- By Mekhla Anand, Rupa Roy
Union Budget 2019 India: The Goods and Services Tax (“GST”) regime as on date reflects divergence in levy, thresholds and incentives, and is not completely aligned with its initial intent and objectives. Therefore, a relook into the GST scheme seems to be the need of the hour to create a seamless and streamlined tax regime. While the GST related recommendations are within the purview of the GST Council, it leaves a fairly limited role for the Government for announcing changes in the indirect tax landscape in its annual budget. Therefore, the expectations from the new Government’s budget revolve mainly around announcing a road map for streamlining the following issues:
Rationalisation of GST rates and slabs
While the Government has expressed its intent to consolidate multiple tax slabs, India appears to have miles to go before it achieves its objective of ‘one nation, one tax’. The GST tax structure in India still has as many as six tax rate slabs, making it one of the most complex tax structures in the world.
The GST Council has been continuously working towards pruning of GST rates on goods and services. However, since such changes are being done in a piece meal manner, it has led to a state of confusion amongst the industry and catered to a potential start for prolonged litigation. Therefore, it is hoped that the Government will do a holistic review of the tax structure and spell out a concrete road map towards rationalisation of the same besides avoiding frequent changes in the GST rates.
Inclusion of petroleum, alcohol and other non-GST items
The core challenge faced by the industry is the plethora of effective rates, taxes and cesses due to the exclusion of various products such as petroleum products (including high speed diesel and natural gas), alcohol, etc. The GST Council has time and again hinted that steps would be taken to include a few petroleum products within the ambit of GST. Considering that several representations have been made before the Government in this regard, it is hoped that the Government would lay down concrete steps for the inclusion of such items under GST.

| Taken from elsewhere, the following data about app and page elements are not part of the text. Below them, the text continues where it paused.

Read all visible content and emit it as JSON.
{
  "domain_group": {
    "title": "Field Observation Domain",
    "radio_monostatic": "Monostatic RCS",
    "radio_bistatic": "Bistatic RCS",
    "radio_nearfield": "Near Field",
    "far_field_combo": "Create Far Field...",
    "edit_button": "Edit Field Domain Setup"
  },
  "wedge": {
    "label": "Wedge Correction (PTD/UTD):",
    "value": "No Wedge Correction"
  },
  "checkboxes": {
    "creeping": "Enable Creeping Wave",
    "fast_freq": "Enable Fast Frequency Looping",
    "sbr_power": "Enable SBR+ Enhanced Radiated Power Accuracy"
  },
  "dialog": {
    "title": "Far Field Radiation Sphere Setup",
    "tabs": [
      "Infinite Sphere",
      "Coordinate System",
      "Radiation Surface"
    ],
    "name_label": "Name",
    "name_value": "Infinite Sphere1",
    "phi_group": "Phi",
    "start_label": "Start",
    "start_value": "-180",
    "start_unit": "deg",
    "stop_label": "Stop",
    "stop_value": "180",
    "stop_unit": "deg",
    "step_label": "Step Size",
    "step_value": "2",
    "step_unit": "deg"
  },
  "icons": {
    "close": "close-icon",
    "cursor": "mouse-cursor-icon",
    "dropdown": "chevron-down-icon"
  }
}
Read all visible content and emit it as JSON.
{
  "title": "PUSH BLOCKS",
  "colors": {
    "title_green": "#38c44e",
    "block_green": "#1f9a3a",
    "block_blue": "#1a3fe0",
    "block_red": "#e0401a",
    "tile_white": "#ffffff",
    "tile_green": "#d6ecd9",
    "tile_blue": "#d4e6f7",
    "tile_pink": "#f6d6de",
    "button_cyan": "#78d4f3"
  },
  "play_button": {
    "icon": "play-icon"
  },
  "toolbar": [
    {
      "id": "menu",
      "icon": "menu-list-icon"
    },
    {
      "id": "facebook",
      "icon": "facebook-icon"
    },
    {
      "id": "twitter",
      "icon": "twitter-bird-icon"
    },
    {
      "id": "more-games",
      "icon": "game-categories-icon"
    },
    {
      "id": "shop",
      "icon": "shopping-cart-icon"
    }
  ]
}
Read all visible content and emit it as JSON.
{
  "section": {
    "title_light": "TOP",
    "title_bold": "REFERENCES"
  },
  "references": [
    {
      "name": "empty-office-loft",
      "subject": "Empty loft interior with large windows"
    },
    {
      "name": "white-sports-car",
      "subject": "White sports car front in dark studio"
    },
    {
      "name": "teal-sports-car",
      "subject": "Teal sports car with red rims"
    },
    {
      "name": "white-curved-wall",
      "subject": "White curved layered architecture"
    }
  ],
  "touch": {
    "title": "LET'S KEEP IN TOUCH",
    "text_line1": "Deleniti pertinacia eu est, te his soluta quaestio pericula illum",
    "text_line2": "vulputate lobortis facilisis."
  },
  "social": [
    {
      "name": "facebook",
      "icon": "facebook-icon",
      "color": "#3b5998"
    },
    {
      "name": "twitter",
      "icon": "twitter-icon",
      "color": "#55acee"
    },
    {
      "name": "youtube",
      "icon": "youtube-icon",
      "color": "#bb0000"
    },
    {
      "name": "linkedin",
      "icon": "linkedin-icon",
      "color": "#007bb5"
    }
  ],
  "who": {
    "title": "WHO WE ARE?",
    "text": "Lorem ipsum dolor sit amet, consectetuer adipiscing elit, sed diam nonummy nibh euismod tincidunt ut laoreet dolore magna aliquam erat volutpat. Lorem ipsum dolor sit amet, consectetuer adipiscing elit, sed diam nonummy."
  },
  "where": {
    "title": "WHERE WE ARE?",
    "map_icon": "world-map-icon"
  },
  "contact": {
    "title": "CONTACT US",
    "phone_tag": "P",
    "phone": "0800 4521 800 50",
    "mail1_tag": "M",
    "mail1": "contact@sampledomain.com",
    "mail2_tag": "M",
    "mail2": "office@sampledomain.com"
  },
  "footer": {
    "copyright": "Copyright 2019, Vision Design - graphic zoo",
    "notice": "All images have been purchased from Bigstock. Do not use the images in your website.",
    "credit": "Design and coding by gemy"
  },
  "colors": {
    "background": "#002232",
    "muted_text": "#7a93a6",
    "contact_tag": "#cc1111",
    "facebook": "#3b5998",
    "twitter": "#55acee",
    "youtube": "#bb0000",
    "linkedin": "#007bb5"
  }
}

Inclusion of real estate taxes or levies
Currently, the power to levy stamp duty on real estate transactions lies with the States, leading to cascading of taxes and a rise in generation of unaccounted cash. Inclusion of real estate as a whole into GST would bring more transparency and regulation in this sector along with a probable reduction in prices of real estate.
While the Government has announced its intention of inclusion of real estate, it is hoped that the Government would also set a course for subsumation of these taxes within GST. A streamlined GST regime demands action oriented plans as well as transparency on the status of developments of such plans. With the same Government in power, it is hoped that the continuity in Government would provide an impetus in the right direction to make GST law simpler and seamless.
Mekhla Anand is Partner and Rupa Roy is Associate, Cyril Amarchand Mangaldas. The views expressed are the authors’ own.